* Exercise aim: All of these records need to be duplicated exactly.
** Opening Raw data block **
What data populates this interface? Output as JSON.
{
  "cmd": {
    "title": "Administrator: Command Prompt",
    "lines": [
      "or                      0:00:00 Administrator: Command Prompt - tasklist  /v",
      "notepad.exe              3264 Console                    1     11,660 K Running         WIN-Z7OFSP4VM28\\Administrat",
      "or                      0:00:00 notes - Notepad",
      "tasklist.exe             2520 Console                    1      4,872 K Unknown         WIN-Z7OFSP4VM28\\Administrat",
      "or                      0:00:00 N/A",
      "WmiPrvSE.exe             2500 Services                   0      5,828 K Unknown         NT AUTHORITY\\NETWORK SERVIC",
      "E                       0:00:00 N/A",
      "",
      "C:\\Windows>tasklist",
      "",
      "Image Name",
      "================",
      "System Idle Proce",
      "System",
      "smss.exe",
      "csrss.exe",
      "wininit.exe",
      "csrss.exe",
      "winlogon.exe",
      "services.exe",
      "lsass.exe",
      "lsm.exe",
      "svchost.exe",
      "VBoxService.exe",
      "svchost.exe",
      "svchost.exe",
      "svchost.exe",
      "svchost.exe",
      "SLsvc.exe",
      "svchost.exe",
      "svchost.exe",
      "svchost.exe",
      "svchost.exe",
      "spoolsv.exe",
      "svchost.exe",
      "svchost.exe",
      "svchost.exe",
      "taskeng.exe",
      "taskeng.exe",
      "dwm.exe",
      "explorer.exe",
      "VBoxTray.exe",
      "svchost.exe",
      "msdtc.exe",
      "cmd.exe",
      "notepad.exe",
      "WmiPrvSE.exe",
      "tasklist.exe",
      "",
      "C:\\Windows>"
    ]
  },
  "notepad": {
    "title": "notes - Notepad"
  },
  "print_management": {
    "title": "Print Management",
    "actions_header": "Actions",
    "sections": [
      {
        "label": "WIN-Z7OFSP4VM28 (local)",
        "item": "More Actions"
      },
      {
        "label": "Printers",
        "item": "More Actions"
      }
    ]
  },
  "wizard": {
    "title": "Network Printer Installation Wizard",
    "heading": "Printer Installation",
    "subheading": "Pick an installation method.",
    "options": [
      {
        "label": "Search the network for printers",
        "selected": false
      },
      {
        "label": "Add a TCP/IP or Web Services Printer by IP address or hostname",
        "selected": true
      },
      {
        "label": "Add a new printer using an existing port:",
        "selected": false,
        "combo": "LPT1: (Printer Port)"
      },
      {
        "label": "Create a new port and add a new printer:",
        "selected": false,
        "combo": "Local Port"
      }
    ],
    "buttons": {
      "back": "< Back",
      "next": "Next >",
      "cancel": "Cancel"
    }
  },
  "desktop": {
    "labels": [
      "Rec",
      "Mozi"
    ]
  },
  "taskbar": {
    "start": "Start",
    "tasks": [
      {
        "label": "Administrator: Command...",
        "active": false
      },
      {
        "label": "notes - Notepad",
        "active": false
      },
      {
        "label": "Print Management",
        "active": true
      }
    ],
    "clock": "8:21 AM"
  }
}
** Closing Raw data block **
* Output for this task:
What data populates this interface? Output as JSON.
{
  "cmd": {
    "title": "Administrator: Command Prompt",
    "lines": [
      "or                      0:00:00 Administrator: Command Prompt - tasklist  /v",
      "notepad.exe              3264 Console                    1     11,660 K Running         WIN-Z7OFSP4VM28\\Administrat",
      "or                      0:00:00 notes - Notepad",
      "tasklist.exe             2520 Console                    1      4,872 K Unknown         WIN-Z7OFSP4VM28\\Administrat",
      "or                      0:00:00 N/A",
      "WmiPrvSE.exe             2500 Services                   0      5,828 K Unknown         NT AUTHORITY\\NETWORK SERVIC",
      "E                       0:00:00 N/A",
      "",
      "C:\\Windows>tasklist",
      "",
      "Image Name",
      "================",
      "System Idle Proce",
      "System",
      "smss.exe",
      "csrss.exe",
      "wininit.exe",
      "csrss.exe",
      "winlogon.exe",
      "services.exe",
      "lsass.exe",
      "lsm.exe",
      "svchost.exe",
      "VBoxService.exe",
      "svchost.exe",
      "svchost.exe",
      "svchost.exe",
      "svchost.exe",
      "SLsvc.exe",
      "svchost.exe",
      "svchost.exe",
      "svchost.exe",
      "svchost.exe",
      "spoolsv.exe",
      "svchost.exe",
      "svchost.exe",
      "svchost.exe",
      "taskeng.exe",
      "taskeng.exe",
      "dwm.exe",
      "explorer.exe",
      "VBoxTray.exe",
      "svchost.exe",
      "msdtc.exe",
      "cmd.exe",
      "notepad.exe",
      "WmiPrvSE.exe",
      "tasklist.exe",
      "",
      "C:\\Windows>"
    ]
  },
  "notepad": {
    "title": "notes - Notepad"
  },
  "print_management": {
    "title": "Print Management",
    "actions_header": "Actions",
    "sections": [
      {
        "label": "WIN-Z7OFSP4VM28 (local)",
        "item": "More Actions"
      },
      {
        "label": "Printers",
        "item": "More Actions"
      }
    ]
  },
  "wizard": {
    "title": "Network Printer Installation Wizard",
    "heading": "Printer Installation",
    "subheading": "Pick an installation method.",
    "options": [
      {
        "label": "Search the network for printers",
        "selected": false
      },
      {
        "label": "Add a TCP/IP or Web Services Printer by IP address or hostname",
        "selected": true
      },
      {
        "label": "Add a new printer using an existing port:",
        "selected": false,
        "combo": "LPT1: (Printer Port)"
      },
      {
        "label": "Create a new port and add a new printer:",
        "selected": false,
        "combo": "Local Port"
      }
    ],
    "buttons": {
      "back": "< Back",
      "next": "Next >",
      "cancel": "Cancel"
    }
  },
  "desktop": {
    "labels": [
      "Rec",
      "Mozi"
    ]
  },
  "taskbar": {
    "start": "Start",
    "tasks": [
      {
        "label": "Administrator: Command...",
        "active": false
      },
      {
        "label": "notes - Notepad",
        "active": false
      },
      {
        "label": "Print Management",
        "active": true
      }
    ],
    "clock": "8:21 AM"
  }
}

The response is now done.